* Data supplied *
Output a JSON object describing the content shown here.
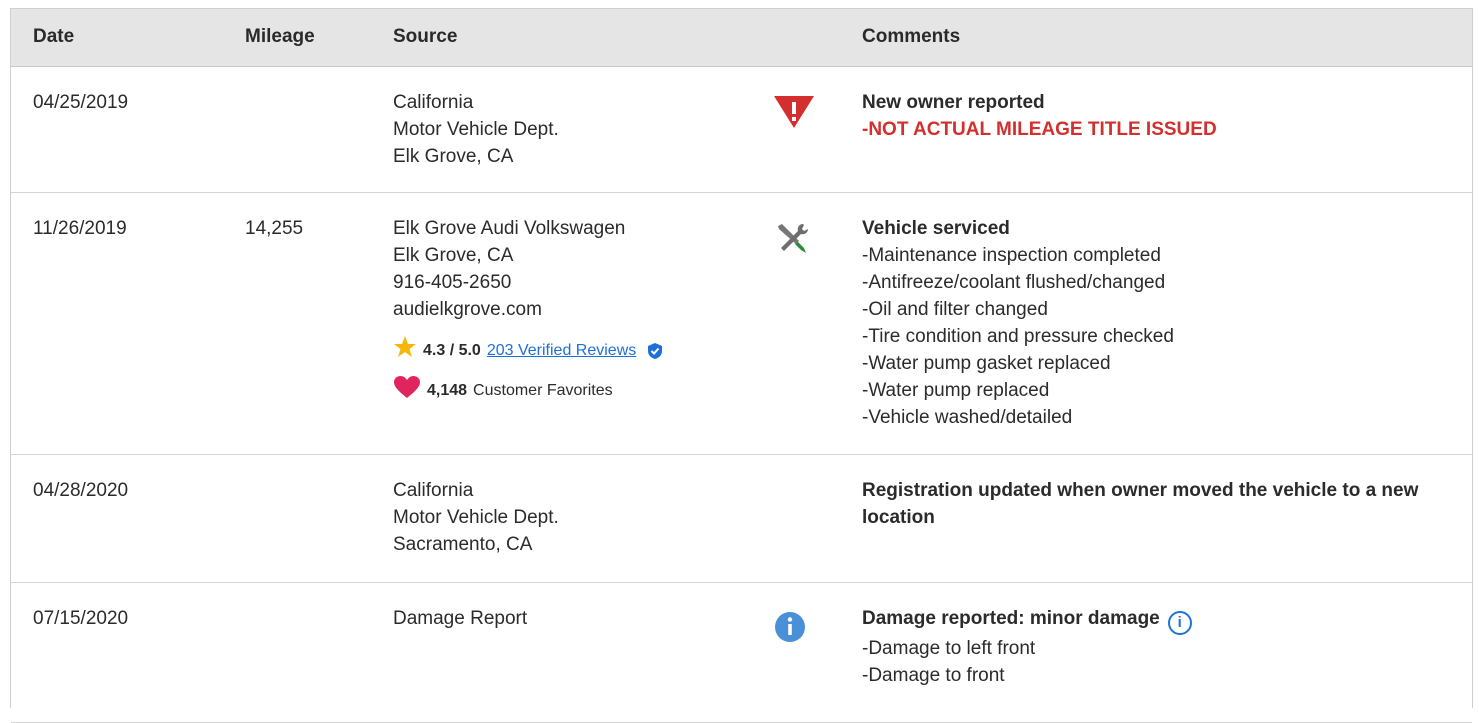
{
  "table": {
    "headers": {
      "date": "Date",
      "mileage": "Mileage",
      "source": "Source",
      "comments": "Comments"
    },
    "rows": [
      {
        "date": "04/25/2019",
        "mileage": "",
        "source": [
          "California",
          "Motor Vehicle Dept.",
          "Elk Grove, CA"
        ],
        "icon": "warning-triangle-icon",
        "comment_title": "New owner reported",
        "comment_items": [
          "-NOT ACTUAL MILEAGE TITLE ISSUED"
        ]
      },
      {
        "date": "11/26/2019",
        "mileage": "14,255",
        "source": [
          "Elk Grove Audi Volkswagen",
          "Elk Grove, CA",
          "916-405-2650",
          "audielkgrove.com"
        ],
        "rating": "4.3 / 5.0",
        "reviews_link": "203 Verified Reviews",
        "favorites_count": "4,148",
        "favorites_label": "Customer Favorites",
        "icon": "service-tools-icon",
        "comment_title": "Vehicle serviced",
        "comment_items": [
          "-Maintenance inspection completed",
          "-Antifreeze/coolant flushed/changed",
          "-Oil and filter changed",
          "-Tire condition and pressure checked",
          "-Water pump gasket replaced",
          "-Water pump replaced",
          "-Vehicle washed/detailed"
        ]
      },
      {
        "date": "04/28/2020",
        "mileage": "",
        "source": [
          "California",
          "Motor Vehicle Dept.",
          "Sacramento, CA"
        ],
        "icon": "",
        "comment_title": "Registration updated when owner moved the vehicle to a new location",
        "comment_items": []
      },
      {
        "date": "07/15/2020",
        "mileage": "",
        "source": [
          "Damage Report"
        ],
        "icon": "info-circle-icon",
        "comment_title": "Damage reported: minor damage",
        "comment_items": [
          "-Damage to left front",
          "-Damage to front"
        ]
      }
    ]
  },
  "colors": {
    "header_bg": "#e5e5e5",
    "alert_red": "#d32f2f",
    "link_blue": "#1e6fd9",
    "info_blue": "#4a90d9",
    "star": "#f5b80a",
    "heart": "#e0245e",
    "wrench_green": "#2e8b3a"
  }
}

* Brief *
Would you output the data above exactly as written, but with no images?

* Solved exercise *
Output a JSON object describing the content shown here.
{
  "table": {
    "headers": {
      "date": "Date",
      "mileage": "Mileage",
      "source": "Source",
      "comments": "Comments"
    },
    "rows": [
      {
        "date": "04/25/2019",
        "mileage": "",
        "source": [
          "California",
          "Motor Vehicle Dept.",
          "Elk Grove, CA"
        ],
        "icon": "warning-triangle-icon",
        "comment_title": "New owner reported",
        "comment_items": [
          "-NOT ACTUAL MILEAGE TITLE ISSUED"
        ]
      },
      {
        "date": "11/26/2019",
        "mileage": "14,255",
        "source": [
          "Elk Grove Audi Volkswagen",
          "Elk Grove, CA",
          "916-405-2650",
          "audielkgrove.com"
        ],
        "rating": "4.3 / 5.0",
        "reviews_link": "203 Verified Reviews",
        "favorites_count": "4,148",
        "favorites_label": "Customer Favorites",
        "icon": "service-tools-icon",
        "comment_title": "Vehicle serviced",
        "comment_items": [
          "-Maintenance inspection completed",
          "-Antifreeze/coolant flushed/changed",
          "-Oil and filter changed",
          "-Tire condition and pressure checked",
          "-Water pump gasket replaced",
          "-Water pump replaced",
          "-Vehicle washed/detailed"
        ]
      },
      {
        "date": "04/28/2020",
        "mileage": "",
        "source": [
          "California",
          "Motor Vehicle Dept.",
          "Sacramento, CA"
        ],
        "icon": "",
        "comment_title": "Registration updated when owner moved the vehicle to a new location",
        "comment_items": []
      },
      {
        "date": "07/15/2020",
        "mileage": "",
        "source": [
          "Damage Report"
        ],
        "icon": "info-circle-icon",
        "comment_title": "Damage reported: minor damage",
        "comment_items": [
          "-Damage to left front",
          "-Damage to front"
        ]
      }
    ]
  },
  "colors": {
    "header_bg": "#e5e5e5",
    "alert_red": "#d32f2f",
    "link_blue": "#1e6fd9",
    "info_blue": "#4a90d9",
    "star": "#f5b80a",
    "heart": "#e0245e",
    "wrench_green": "#2e8b3a"
  }
}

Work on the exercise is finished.